MUMBAI (NewsRise) -- Asian stocks outside of Japan slumped Thursday, as regional technology companies fell, tracking an overnight selloff in their U.S. counterparts.
The Nikkei Asia300 Index declined 1.5% to 1,381.03. South Korea's Samsung Electronics and SK Hynix, the world's biggest memory chipmakers, dropped 3.4% and 6.8% respectively. Hong Kong-listed social media major Tencent shed 3.3% and Taiwan Semiconductor Manufacturing Co. lost 3.6%. Samsung, Tencent and TSMC are among the heaviest weighted stocks on the Asia300 Index. U.S.-listed Alibaba Group Holding and Baidu dropped at least 3.5% in overnight trading.
The selloff came after the technology-stock dominated Nasdaq Composite suffered its worst session in more than two-weeks. Analysts said the fall was largely due to investors switching their portfolios to financial stocks from technology firms. The S&P 500 Financials Index rallied 1.8% overnight on bets that U.S. interest rates were set to rise further.
U.S. borrowing costs climbed Wednesday after the world's largest economy expanded at a quicker-than-expected pace in the third quarter. Federal Reserve chair Janet Yellen's upbeat comments on the economy and job market also contributed to the rise in bond yields.
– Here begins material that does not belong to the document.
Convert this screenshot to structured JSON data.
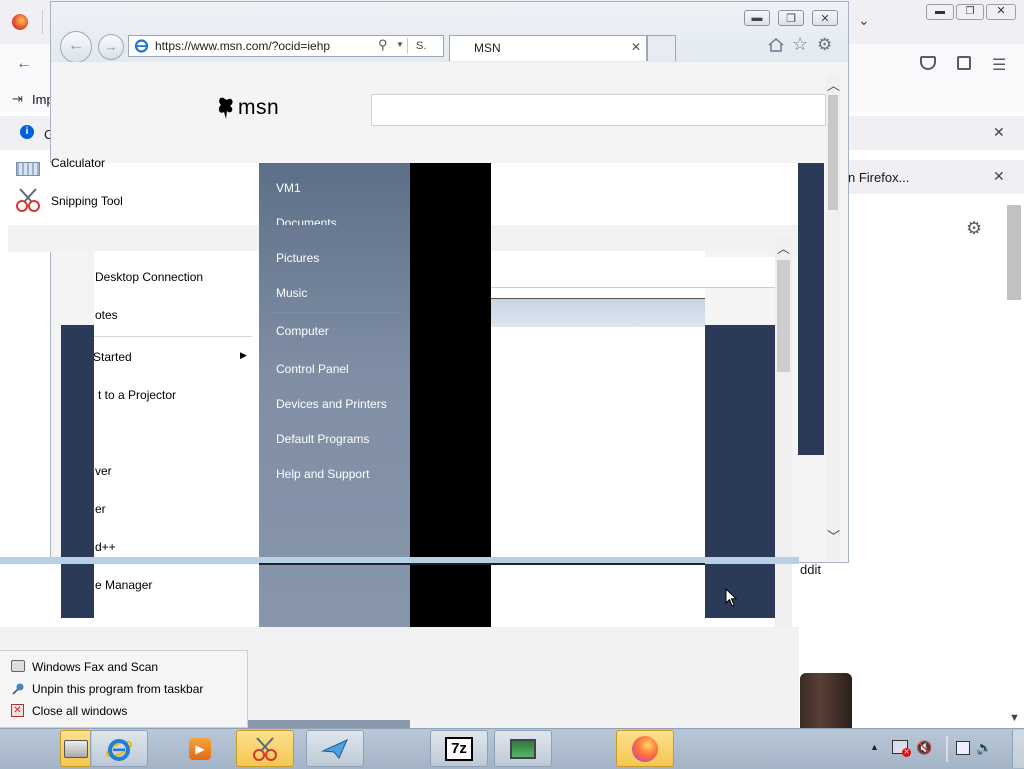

The U.S. 10-year bond yield hit two-week highs overnight while at the shorter-end, two-year borrowing cost hovered near multi-year highs.
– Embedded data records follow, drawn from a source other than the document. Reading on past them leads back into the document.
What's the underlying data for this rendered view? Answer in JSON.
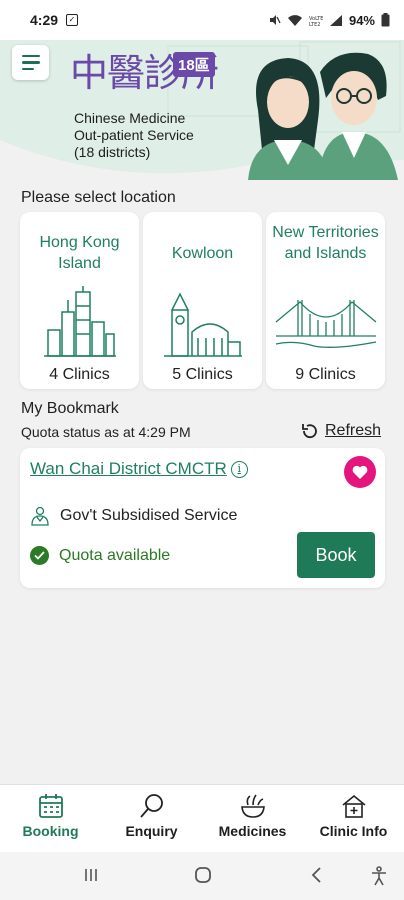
{
  "status_bar": {
    "time": "4:29",
    "battery": "94%"
  },
  "header": {
    "logo_cjk": "中醫診所",
    "logo_badge": "18區",
    "logo_lines": [
      "Chinese Medicine",
      "Out-patient Service",
      "(18 districts)"
    ]
  },
  "location": {
    "title": "Please select location",
    "cards": [
      {
        "name": "Hong Kong Island",
        "count": "4 Clinics"
      },
      {
        "name": "Kowloon",
        "count": "5 Clinics"
      },
      {
        "name": "New Territories and Islands",
        "count": "9 Clinics"
      }
    ]
  },
  "bookmark": {
    "title": "My Bookmark",
    "quota_status": "Quota status as at 4:29 PM",
    "refresh_label": "Refresh",
    "clinic": {
      "name": "Wan Chai District CMCTR",
      "service": "Gov't Subsidised Service",
      "quota": "Quota available",
      "book_label": "Book"
    }
  },
  "bottom_nav": {
    "items": [
      {
        "label": "Booking",
        "active": true
      },
      {
        "label": "Enquiry",
        "active": false
      },
      {
        "label": "Medicines",
        "active": false
      },
      {
        "label": "Clinic Info",
        "active": false
      }
    ]
  },
  "colors": {
    "accent": "#1f7a57",
    "link": "#1f8060",
    "heart": "#e5157e",
    "brand": "#6a49a8",
    "header_bg": "#dfeee6"
  }
}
In economic news out of Asia, South Korea's central bank raised interest rates by 25 basis points to 1.50% as expected. The official gauge of China's factory activity rose to 51.8 in November from 51.6 in previous month, ahead of expectations. The non-manufacturing official index increased to 54.8 from 54.3.
In Kuala Lumpur, Sime Darby resumed trading on Thursday following the demerger of its plantation and property units. The stock closed at 2.35 ringgit as compared with its adjusted post-spin off reference price of 1.85 ringgit. Sime Darby Plantation closed at 5.01 ringgit on its debut as against the reference price of 5.53 ringgit and Sime Darby Property ended at 1.20 ringgit against the 1.50 ringgit reference price.
Malayan Banking, Malaysia's largest lender by assets, rose by 0.5% after reporting that third-quarter net profit rose 13%, thanks largely to higher net interest income. Hong Leong Financial Group added 2.7% after first-quarter net profit rose by 18%, helped by stronger contribution from commercial banking and insurance businesses.
Airports of Thailand ended unchanged. The manager of international airports reported a 7% increase in net profit for the financial year ended September 30.
Bank of East Asia, the third largest bank in Hong Kong, added 3% after saying it will sell equity interests and loan portfolio of its China and Hong Kong consumer finance business to China Financial Services for HK$1.08 billion ($138 million). The H-shares of China Financial Services rose 2.8%.
In country indexes compiled by Nikkei, China declined 2% and Hong Kong dropped 1.7%. South Korea lost 1.2%, Taiwan shed 2.5% and India slumped 1.1%.
The Nikkei Asia300 ASEAN Index of Southeast Asian companies closed down 0.3%.